The House of Friendship: Culture and a Community Without Exclusion

Bolivia – Since 2000, ATD Fourth World has had a team in the city of El Alto, the country’s second most populated municipality.

El Alto, up on a plateau 4000 meters high, overlooks the adjacent Bolivian capital, La Paz. Among El Alto’s ever-growing population, almost 60% are younger than 25 years of age. More than half of the residents speak Aymara as their mother tongue, preserved in family and social relationships. The majority of them have migrated there from rural areas. They must cope with the exploitation of labor and harsh discrimination. Struggling for survival, many adults, teenagers, and children develop informal work activities with inadequate security conditions. Those who are employed in construction or industry often are treated unfairly and given a low salary, which puts them under the poverty line.

It is to the community of El Alto that the first members of ATD Fourth World-Bolivia made a commitment, founding a House of Friendship in the Senkata neighborhood.

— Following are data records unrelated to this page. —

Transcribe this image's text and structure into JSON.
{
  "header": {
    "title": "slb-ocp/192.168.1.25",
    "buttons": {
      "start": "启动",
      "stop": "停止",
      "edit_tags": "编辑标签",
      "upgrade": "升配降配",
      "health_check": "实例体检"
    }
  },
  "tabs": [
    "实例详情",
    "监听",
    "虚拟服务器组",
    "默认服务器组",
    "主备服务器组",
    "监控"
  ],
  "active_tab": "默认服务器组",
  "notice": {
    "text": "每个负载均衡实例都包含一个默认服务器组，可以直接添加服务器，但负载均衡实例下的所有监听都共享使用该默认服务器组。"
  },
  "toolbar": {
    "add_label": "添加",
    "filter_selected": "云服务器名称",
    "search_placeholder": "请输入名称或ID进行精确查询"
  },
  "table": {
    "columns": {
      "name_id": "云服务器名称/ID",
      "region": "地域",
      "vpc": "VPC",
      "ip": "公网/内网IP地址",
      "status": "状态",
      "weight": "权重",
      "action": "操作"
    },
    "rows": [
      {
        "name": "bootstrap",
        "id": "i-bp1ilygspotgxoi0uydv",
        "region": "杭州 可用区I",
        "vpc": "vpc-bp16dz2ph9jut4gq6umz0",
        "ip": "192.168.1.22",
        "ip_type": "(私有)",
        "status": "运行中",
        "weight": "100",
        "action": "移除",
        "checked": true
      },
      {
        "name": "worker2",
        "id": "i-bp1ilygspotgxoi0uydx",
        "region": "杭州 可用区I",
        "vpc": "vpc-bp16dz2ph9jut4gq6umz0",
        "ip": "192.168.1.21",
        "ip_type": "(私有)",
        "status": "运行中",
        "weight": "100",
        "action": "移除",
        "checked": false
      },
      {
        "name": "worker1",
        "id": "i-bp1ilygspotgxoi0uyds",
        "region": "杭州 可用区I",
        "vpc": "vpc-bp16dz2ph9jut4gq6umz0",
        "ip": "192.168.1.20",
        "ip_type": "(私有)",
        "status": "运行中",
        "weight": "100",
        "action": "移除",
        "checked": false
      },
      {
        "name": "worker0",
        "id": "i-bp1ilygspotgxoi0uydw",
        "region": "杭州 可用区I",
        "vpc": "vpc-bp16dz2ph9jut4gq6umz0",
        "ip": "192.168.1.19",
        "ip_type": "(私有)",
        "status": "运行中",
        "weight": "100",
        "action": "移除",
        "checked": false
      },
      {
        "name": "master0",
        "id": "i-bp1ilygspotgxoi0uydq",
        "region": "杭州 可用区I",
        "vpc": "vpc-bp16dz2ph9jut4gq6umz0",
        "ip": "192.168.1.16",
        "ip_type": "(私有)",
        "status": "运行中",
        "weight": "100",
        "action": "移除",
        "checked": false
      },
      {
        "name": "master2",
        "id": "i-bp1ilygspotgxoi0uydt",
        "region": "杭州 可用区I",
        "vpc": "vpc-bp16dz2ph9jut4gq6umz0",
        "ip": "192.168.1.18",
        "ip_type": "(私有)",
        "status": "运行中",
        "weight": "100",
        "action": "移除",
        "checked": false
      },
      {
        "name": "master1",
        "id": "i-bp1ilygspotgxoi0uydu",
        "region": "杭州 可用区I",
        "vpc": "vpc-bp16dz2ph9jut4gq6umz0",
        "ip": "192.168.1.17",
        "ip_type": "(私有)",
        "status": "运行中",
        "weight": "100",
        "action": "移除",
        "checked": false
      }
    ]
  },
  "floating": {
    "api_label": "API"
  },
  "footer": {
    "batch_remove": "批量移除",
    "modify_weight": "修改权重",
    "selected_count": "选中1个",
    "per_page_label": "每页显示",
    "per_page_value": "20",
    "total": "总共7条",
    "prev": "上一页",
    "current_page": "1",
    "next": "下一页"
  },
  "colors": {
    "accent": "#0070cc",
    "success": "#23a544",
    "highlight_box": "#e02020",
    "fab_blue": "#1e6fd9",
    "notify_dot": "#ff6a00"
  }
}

This house is a place for building a sense of community through artistic and cultural activities, as well as through dialogues to exchange opinions, all with no one left out.

Since its creation, the House of Friendship has been the home to the majority of ATD Fourth World-Bolivia’s projects, allowing entire families to share their talents, always with the determination to seek out the most excluded people.

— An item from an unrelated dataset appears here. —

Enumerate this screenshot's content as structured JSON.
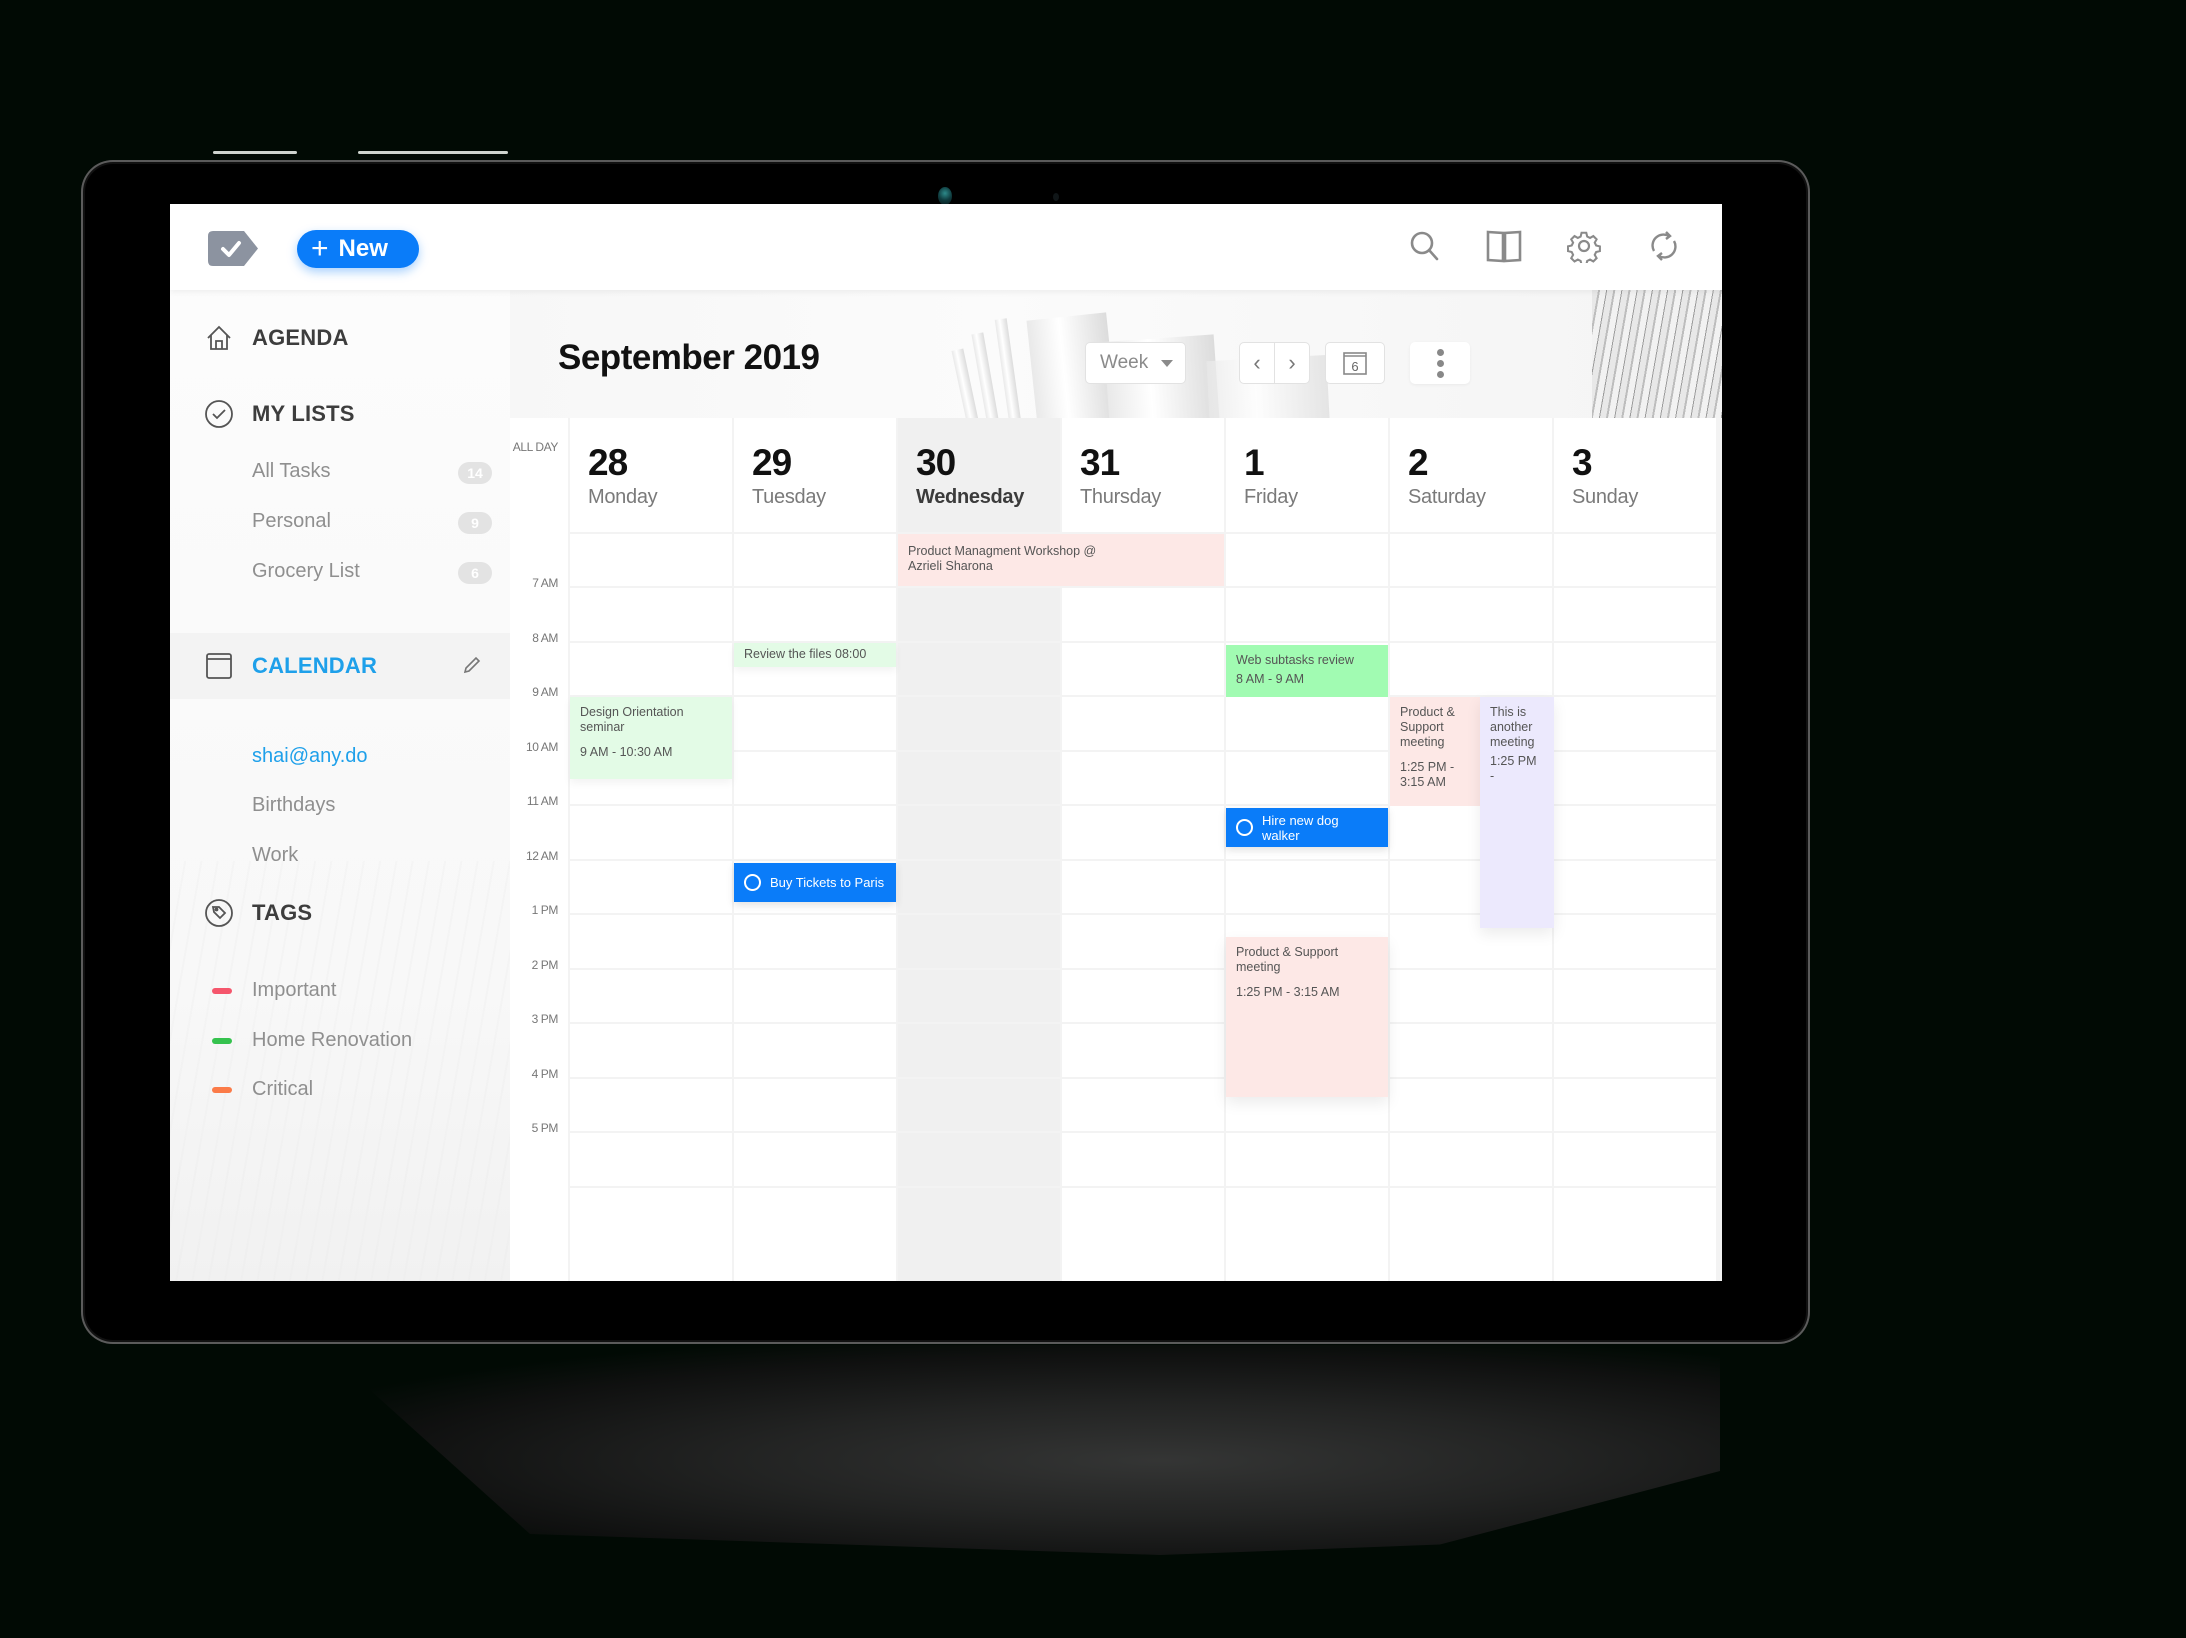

Through numerous workshops, mothers, fathers, children, and people of all ages have learned to play musical instruments, do traditional dances, carpentry, theater, and other activities. Above all, they have woven bonds of friendship between neighbors and people living across the city under very different conditions.

Thanks to these multiple encounters, in the House of Friendship a Fourth World People’s University has also taken root. This is a space for dialogue, reflection, consciousness-raising, and taking action to address the various problems facing people in poverty. It is a space whose radicalism lies in allowing those who usually are the most excluded people to take the floor first of all, developing their own thinking and identity as activists of ATD Fourth World.

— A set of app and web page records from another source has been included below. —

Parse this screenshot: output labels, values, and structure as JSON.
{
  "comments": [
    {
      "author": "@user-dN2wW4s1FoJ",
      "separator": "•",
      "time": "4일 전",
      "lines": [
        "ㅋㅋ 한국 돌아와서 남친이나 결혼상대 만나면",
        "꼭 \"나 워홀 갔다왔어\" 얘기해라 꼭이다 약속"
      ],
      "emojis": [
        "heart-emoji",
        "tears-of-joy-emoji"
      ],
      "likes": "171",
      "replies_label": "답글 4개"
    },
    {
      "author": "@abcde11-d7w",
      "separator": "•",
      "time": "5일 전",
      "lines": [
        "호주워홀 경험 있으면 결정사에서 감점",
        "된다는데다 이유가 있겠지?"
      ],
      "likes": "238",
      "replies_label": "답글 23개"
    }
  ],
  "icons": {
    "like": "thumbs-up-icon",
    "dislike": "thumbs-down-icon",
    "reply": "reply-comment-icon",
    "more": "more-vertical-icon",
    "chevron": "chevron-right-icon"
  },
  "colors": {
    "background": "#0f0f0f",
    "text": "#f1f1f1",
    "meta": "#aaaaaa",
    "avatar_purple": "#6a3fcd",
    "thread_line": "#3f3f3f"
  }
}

In addition, the House of Friendship is continually filled with the noise and the laughter of children who take part in the well-being program, the Street Libraries, and the Tapori reading groups.

All the inhabitants of the El Alto neighborhood of Senkata, both children and adults, along with ATD’s Volunteer Corps members, allies, friends, and partners seek to support each other in the struggle.